Send to

Choose Destination
Biochemistry. 2002 Feb 5;41(5):1492-501.

Spectroscopic monitoring of local conformational changes during the intramolecular domain-domain interaction of the ryanodine receptor.

Author information

Boston Biomedical Research Institute, Watertown, Massachusetts 02472, USA.

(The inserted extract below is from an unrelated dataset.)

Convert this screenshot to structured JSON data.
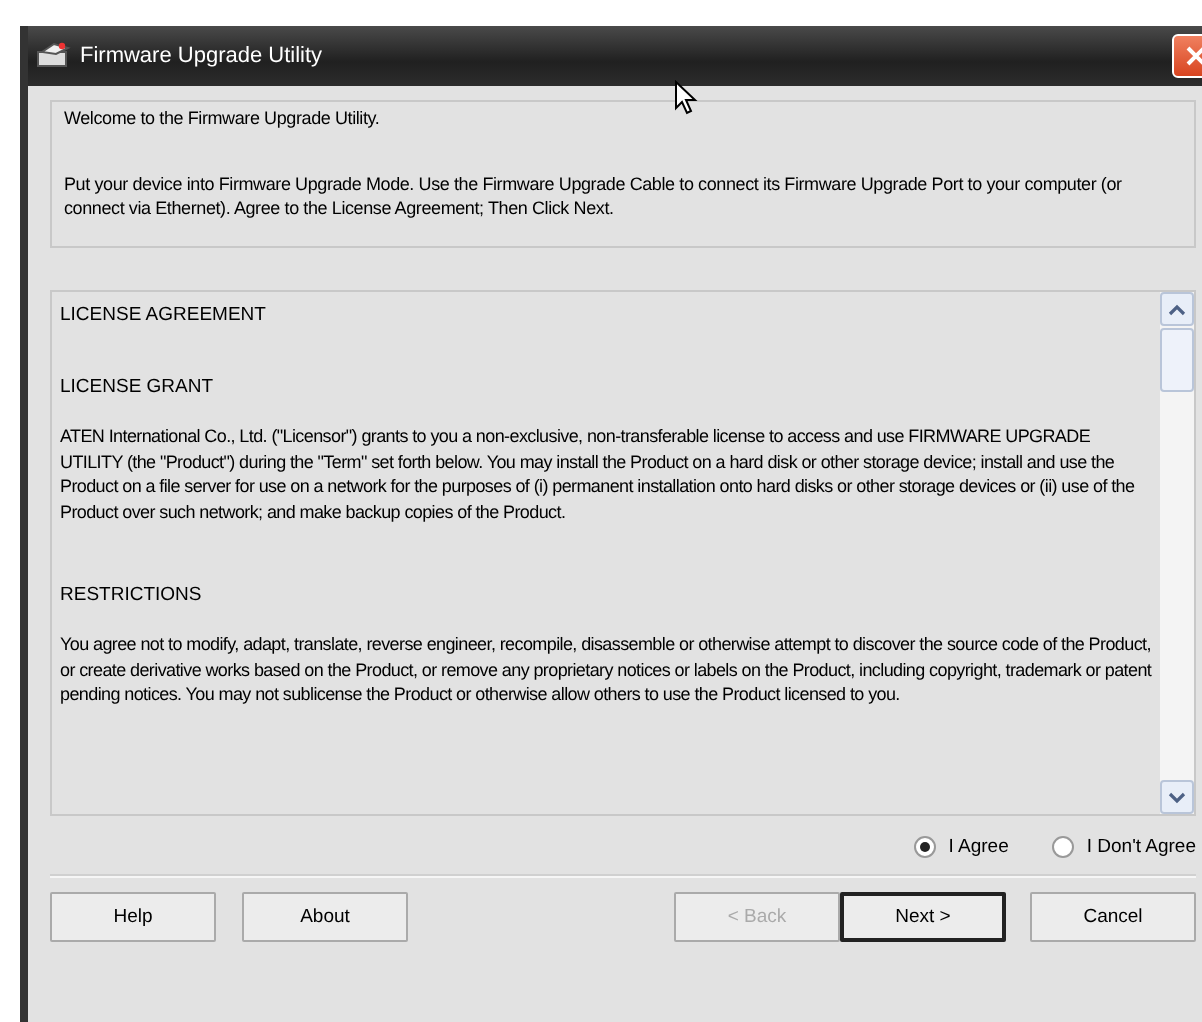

The amino (N)-terminal and central regions of the ryanodine receptor (RyR) containing most mutation sites of malignant hyperthermia (MH) and central core disease (CCD) seem to be involved in the Ca(2+) channel regulation. Our recent peptide probe study (Yamamoto, T., El-Hayek, R., and Ikemoto, N. (2000) J. Biol. Chem. 275, 11618-11625) suggested the hypothesis that a close contact between the N-terminal and central domains (zipping) stabilizes the closed-state of the channel, while removal of the contact (unzipping) deblocks the channel, causing channel-activation effects. We here report the results of our recent effort to monitor local conformational changes in the putative domain-domain interaction site to test this hypothesis. The conformation-sensitive fluorescence probe, methyl coumarin acetamide (MCA), was incorporated into RyR in a protein- and site-specific manner by using DP4 (the peptide corresponding to the Leu(2442)-Pro(2477) region of the central domain) as a site-directing carrier. The site of MCA labeling was localized in the 150 kDa N-terminal region of RyR, indicating that DP4 and its in vivo counterpart (a portion of the central domain) interact with the N-terminal region. RyR-activating domain peptides, DP4 and DP1 (corresponding to the Leu(590)-Cys(609) region of the N-terminal domain), and depolarization of the T-tubule moiety of the triad (physiologic stimulation) induced a rapid decrease in the fluorescence intensity of the protein-bound MCA and Ca(2+) release at a somewhat slower rate. The accessibility of the protein-bound MCA to the fluorescence quencher was increased in the presence of DP4. These results are all consistent with the above hypothesis.

[Indexed for MEDLINE]

Supplemental Content

Full text links

Icon for American Chemical Society
Loading ...
Support Center